It’s early Thursday morning as we board the bus for the seven hour excursion to Jaipur. Remember, miles mean nothing in India, it’s the time it takes that counts…and that’s dependent on the time of day, the day of the week, the whim of the sacred cows, the holiday, and on.
Today is the Jain Festival, tomorrow is Good Friday and Sunday, Easter. It’s a four day holiday in India as everyone celebrates everyone else’s holidays.
The Jain religion is one of the smallest in the world, but extremely strong. It is a community mostly of business people with a reputation of honesty. In fact they control 60% of the business in India. They are also strict vegetarians, even covering their mouths so they don’t accidentally swallow any insects.
Mangal Haladeva Temple is also a rest stop on our way. The statues of the Hindu Gods are enormous and beautifully maintained.
As we move on into Rajasthan Pradesh toward Jaipur a more desert environment is evident.
Cows are sacred in India because they represent the Mother. The sacred cows we see wandering on their own are abandoned because they no longer give milk. The others, still considered sacred, work full-time. On the other hand water buffaloes do no work other than providing milk.
This family has been rounded up and exiled from Jaipur, but they keep finding their way back…to join their “gangs” in breaking in and ransacking homes. People have to put bars over their windows to prevent the monkey scourge.
As we reach the outskirts of Jaipur we see the sugar cane juices for the first time. Raw sugar can is ground into a pulp in the open air (along with flies and other assorted insects), mixed with water and other “things”, and sold. We’re advised not to try. OK.
As we approach the city the traffic becomes thicker and thicker, and turns into an chaotic “dance” impossible to comprehend by an “outsider’s” mind. Horns blow incessantly, mostly more as a courtesy than a threat. Aggressive jockeying for advantage is basically ignored. Nary an extended finger or a threatening glance. How do they do it? And they do it unscathed (for the most part).
We arrive in Jaipur, the capital of Rajasthan. It is a colorful city that thrives on it’s businesses, gem stones especially.
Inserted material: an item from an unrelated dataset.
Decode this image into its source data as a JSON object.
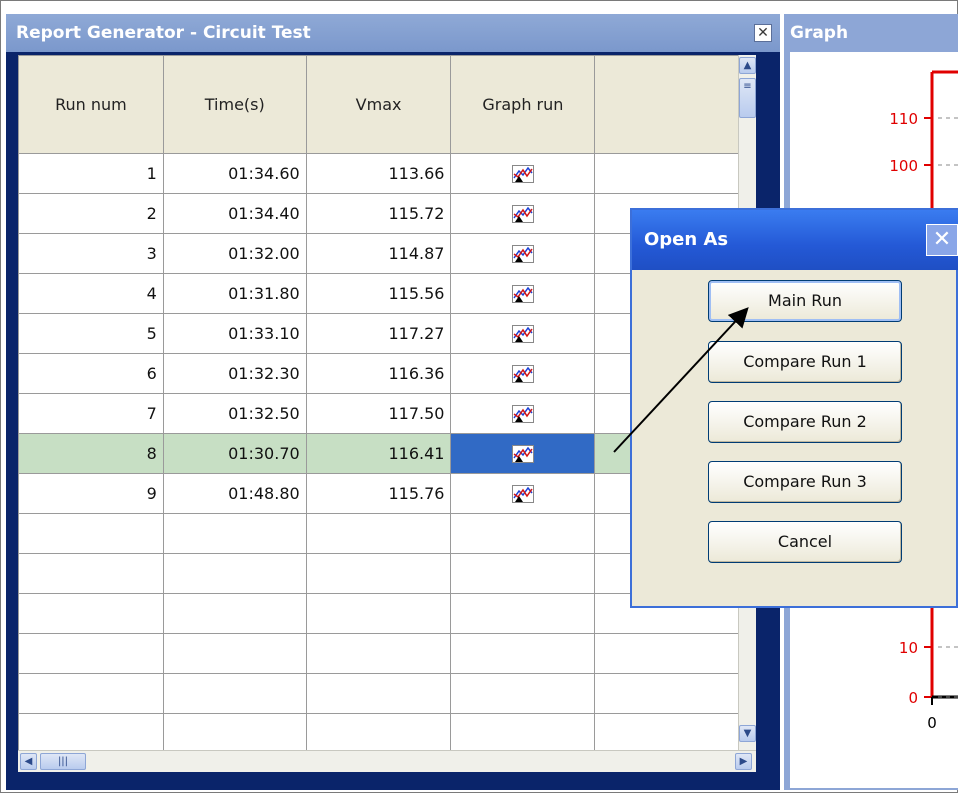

The old part of the city is painted pink, the color of wealth. the women wear incredibly beautiful clothing (silk saris, etc.) even to do the dirty work like making cow dung patties. More of that next time. In the meantime I’ll be posting the second in the series of facts and factoids shortly.